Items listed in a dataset
= = =
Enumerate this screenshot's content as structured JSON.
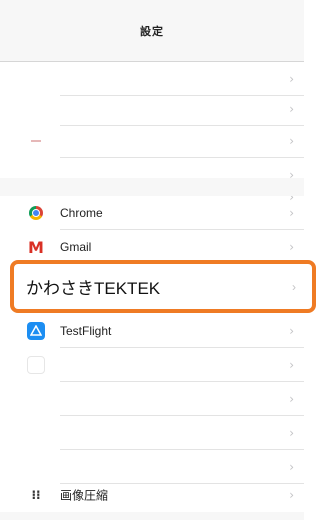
{
  "navbar": {
    "title": "設定"
  },
  "chevron": "›",
  "rows": {
    "chrome": {
      "label": "Chrome",
      "icon": "chrome-icon"
    },
    "gmail": {
      "label": "Gmail",
      "icon": "gmail-icon",
      "glyph": "M"
    },
    "testflight": {
      "label": "TestFlight",
      "icon": "testflight-icon"
    },
    "image_compress": {
      "label": "画像圧縮",
      "icon": "image-compress-icon",
      "glyph": "⁝⁝"
    }
  },
  "highlight": {
    "label": "かわさきTEKTEK"
  },
  "colors": {
    "highlight_border": "#ef7b24",
    "gmail_red": "#d93025",
    "testflight_blue": "#1c8ef2"
  }
}
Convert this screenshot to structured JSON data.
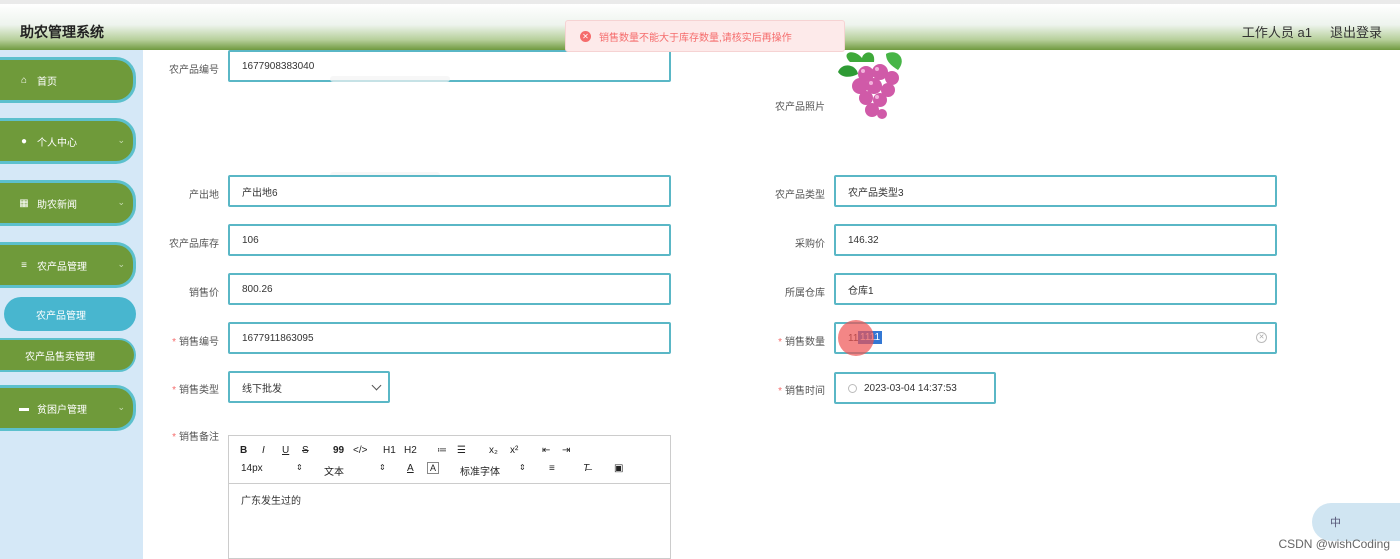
{
  "header": {
    "brand": "助农管理系统",
    "user": "工作人员 a1",
    "logout": "退出登录"
  },
  "toast": {
    "message": "销售数量不能大于库存数量,请核实后再操作"
  },
  "sidebar": {
    "items": [
      {
        "label": "首页",
        "icon": "home-icon"
      },
      {
        "label": "个人中心",
        "icon": "user-icon"
      },
      {
        "label": "助农新闻",
        "icon": "grid-icon"
      },
      {
        "label": "农产品管理",
        "icon": "list-icon"
      },
      {
        "label": "贫困户管理",
        "icon": "monitor-icon"
      }
    ],
    "sub": [
      {
        "label": "农产品管理"
      },
      {
        "label": "农产品售卖管理"
      }
    ]
  },
  "form": {
    "product_code": {
      "label": "农产品编号",
      "value": "1677908383040"
    },
    "photo": {
      "label": "农产品照片"
    },
    "origin": {
      "label": "产出地",
      "value": "产出地6"
    },
    "category": {
      "label": "农产品类型",
      "value": "农产品类型3"
    },
    "stock": {
      "label": "农产品库存",
      "value": "106"
    },
    "purchase_price": {
      "label": "采购价",
      "value": "146.32"
    },
    "sale_price": {
      "label": "销售价",
      "value": "800.26"
    },
    "warehouse": {
      "label": "所属仓库",
      "value": "仓库1"
    },
    "sale_code": {
      "label": "销售编号",
      "value": "1677911863095"
    },
    "sale_qty": {
      "label": "销售数量",
      "value_plain": "11",
      "value_selected": "1111"
    },
    "sale_type": {
      "label": "销售类型",
      "value": "线下批发"
    },
    "sale_time": {
      "label": "销售时间",
      "value": "2023-03-04 14:37:53"
    },
    "remarks": {
      "label": "销售备注",
      "content": "广东发生过的"
    }
  },
  "editor": {
    "row1": [
      "B",
      "I",
      "U",
      "S",
      "99",
      "</>",
      "H1",
      "H2",
      "≔",
      "☰",
      "x₂",
      "x²",
      "⇤",
      "⇥"
    ],
    "font_size": "14px",
    "text_style": "文本",
    "font_family": "标准字体"
  },
  "ime": {
    "label": "中"
  },
  "watermark": "CSDN @wishCoding"
}
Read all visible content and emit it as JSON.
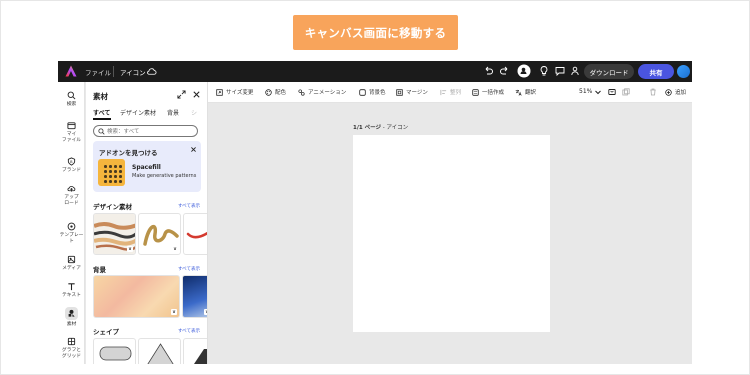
{
  "callout": {
    "text": "キャンバス画面に移動する"
  },
  "topbar": {
    "menu_file": "ファイル",
    "doc_title": "アイコン",
    "download_label": "ダウンロード",
    "share_label": "共有"
  },
  "rail": {
    "items": [
      {
        "label": "検索"
      },
      {
        "label": "マイ\nファイル"
      },
      {
        "label": "ブランド"
      },
      {
        "label": "アップ\nロード"
      },
      {
        "label": "テンプレー\nト"
      },
      {
        "label": "メディア"
      },
      {
        "label": "テキスト"
      },
      {
        "label": "素材"
      },
      {
        "label": "グラフと\nグリッド"
      }
    ]
  },
  "panel": {
    "title": "素材",
    "tabs": [
      "すべて",
      "デザイン素材",
      "背景"
    ],
    "search_placeholder": "検索：すべて",
    "promo": {
      "heading": "アドオンを見つける",
      "addon_name": "Spacefill",
      "addon_desc": "Make generative patterns"
    },
    "sections": [
      {
        "title": "デザイン素材",
        "link": "すべて表示"
      },
      {
        "title": "背景",
        "link": "すべて表示"
      },
      {
        "title": "シェイプ",
        "link": "すべて表示"
      }
    ]
  },
  "toolbar": {
    "resize": "サイズ変更",
    "color": "配色",
    "animation": "アニメーション",
    "bg_color": "背景色",
    "margin": "マージン",
    "align": "整列",
    "bulk": "一括作成",
    "translate": "翻訳",
    "zoom": "51%",
    "add": "追加"
  },
  "canvas": {
    "page_indicator": "1/1 ページ",
    "page_name": " - アイコン"
  },
  "colors": {
    "accent": "#f8a45b",
    "share_button": "#4a55e0",
    "topbar_bg": "#1b1b1b",
    "promo_bg": "#e8ebfb"
  }
}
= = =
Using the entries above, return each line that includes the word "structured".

◆ **YOUR RESPONSE**
Enumerate this screenshot's content as structured JSON.
Convert this screenshot to structured JSON data.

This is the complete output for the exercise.